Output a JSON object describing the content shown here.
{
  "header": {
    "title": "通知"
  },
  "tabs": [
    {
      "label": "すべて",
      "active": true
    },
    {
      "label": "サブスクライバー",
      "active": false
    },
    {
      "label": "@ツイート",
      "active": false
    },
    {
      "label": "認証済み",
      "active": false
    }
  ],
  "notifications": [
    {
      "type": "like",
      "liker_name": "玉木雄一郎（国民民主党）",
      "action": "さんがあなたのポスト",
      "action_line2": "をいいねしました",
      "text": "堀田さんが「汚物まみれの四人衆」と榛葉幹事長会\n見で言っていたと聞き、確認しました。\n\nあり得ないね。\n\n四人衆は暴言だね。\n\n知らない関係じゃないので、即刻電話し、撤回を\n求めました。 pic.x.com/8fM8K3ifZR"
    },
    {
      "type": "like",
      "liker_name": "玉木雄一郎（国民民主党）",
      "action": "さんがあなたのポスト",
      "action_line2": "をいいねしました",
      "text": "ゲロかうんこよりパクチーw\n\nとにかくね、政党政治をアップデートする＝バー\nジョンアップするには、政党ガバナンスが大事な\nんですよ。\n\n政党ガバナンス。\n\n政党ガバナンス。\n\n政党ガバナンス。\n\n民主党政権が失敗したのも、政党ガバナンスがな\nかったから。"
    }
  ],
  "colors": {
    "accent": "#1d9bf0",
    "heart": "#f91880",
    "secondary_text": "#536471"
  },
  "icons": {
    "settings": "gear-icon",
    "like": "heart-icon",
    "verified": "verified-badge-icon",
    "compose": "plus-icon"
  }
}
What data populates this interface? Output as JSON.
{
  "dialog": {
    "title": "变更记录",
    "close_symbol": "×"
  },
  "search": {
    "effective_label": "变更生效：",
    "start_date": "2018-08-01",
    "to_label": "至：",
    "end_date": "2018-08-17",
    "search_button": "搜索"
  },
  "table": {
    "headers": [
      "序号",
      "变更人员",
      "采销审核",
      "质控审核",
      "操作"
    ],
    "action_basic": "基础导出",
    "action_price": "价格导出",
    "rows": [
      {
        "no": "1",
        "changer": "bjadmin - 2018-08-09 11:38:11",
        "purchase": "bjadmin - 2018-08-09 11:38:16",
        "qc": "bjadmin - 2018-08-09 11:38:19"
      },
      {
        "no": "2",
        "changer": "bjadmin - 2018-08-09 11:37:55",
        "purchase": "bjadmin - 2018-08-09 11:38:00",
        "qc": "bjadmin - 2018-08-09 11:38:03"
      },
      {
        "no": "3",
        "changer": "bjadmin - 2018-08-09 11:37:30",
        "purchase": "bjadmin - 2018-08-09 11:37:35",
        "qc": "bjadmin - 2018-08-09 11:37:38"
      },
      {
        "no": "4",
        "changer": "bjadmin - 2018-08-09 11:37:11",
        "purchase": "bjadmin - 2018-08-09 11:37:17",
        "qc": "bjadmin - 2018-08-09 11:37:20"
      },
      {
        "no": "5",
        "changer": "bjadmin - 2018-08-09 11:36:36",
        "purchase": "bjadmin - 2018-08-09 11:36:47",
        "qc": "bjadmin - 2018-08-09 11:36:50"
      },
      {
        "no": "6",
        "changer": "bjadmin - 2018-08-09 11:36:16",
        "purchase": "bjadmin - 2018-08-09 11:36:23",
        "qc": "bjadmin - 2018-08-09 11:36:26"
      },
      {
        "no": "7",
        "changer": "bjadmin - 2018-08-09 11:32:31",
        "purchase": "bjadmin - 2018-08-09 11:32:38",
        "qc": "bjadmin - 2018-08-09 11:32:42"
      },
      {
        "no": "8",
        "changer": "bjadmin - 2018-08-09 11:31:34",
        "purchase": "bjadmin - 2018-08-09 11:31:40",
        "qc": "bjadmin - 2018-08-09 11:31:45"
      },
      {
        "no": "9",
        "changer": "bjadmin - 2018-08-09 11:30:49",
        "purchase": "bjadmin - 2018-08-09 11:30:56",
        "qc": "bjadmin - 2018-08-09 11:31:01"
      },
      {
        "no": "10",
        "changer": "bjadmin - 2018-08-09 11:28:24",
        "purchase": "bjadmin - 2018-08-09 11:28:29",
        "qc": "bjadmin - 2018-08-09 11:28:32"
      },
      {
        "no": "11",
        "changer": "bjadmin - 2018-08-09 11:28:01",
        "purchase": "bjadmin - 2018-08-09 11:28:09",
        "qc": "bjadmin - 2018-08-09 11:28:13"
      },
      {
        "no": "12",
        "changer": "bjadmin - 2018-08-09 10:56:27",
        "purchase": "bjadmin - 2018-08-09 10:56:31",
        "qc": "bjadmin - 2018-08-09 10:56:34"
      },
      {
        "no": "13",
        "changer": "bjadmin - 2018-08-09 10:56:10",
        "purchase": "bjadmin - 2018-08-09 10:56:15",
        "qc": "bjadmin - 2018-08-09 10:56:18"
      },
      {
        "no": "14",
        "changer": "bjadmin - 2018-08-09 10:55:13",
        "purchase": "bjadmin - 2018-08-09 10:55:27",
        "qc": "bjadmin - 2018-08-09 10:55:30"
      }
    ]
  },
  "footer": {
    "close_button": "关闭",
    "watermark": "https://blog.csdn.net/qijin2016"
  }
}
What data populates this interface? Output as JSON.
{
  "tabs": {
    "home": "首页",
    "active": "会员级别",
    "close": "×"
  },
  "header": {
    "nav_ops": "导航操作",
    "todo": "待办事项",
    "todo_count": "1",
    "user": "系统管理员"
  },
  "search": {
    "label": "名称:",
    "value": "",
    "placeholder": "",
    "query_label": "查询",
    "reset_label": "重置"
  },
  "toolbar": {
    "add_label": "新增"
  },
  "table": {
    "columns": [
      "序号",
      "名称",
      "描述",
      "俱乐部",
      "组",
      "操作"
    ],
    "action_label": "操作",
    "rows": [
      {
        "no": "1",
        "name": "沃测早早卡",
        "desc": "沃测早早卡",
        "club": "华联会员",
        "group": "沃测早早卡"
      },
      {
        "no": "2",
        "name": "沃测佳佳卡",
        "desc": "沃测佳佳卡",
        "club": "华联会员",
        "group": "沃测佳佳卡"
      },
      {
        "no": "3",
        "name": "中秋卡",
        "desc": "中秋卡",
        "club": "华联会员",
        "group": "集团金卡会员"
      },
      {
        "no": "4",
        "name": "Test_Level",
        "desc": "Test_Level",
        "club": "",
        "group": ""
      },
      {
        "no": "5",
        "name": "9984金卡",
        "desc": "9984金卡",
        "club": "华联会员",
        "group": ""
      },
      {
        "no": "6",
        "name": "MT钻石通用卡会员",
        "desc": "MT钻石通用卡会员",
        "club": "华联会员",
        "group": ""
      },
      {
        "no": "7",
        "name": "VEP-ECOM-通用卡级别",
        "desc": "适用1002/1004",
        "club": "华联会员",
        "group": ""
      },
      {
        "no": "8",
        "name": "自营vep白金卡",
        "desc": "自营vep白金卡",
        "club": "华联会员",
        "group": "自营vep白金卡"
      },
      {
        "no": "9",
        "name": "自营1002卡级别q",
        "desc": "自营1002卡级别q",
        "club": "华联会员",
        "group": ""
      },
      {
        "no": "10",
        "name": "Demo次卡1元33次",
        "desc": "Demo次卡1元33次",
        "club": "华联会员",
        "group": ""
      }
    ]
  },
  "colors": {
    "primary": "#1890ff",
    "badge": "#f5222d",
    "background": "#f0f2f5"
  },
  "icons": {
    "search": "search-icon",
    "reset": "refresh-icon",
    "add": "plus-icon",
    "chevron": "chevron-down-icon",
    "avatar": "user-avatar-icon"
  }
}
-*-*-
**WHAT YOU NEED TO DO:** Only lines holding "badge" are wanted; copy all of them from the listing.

**TASK OUTPUT:**
    "verified": "verified-badge-icon",
    "badge": "#f5222d",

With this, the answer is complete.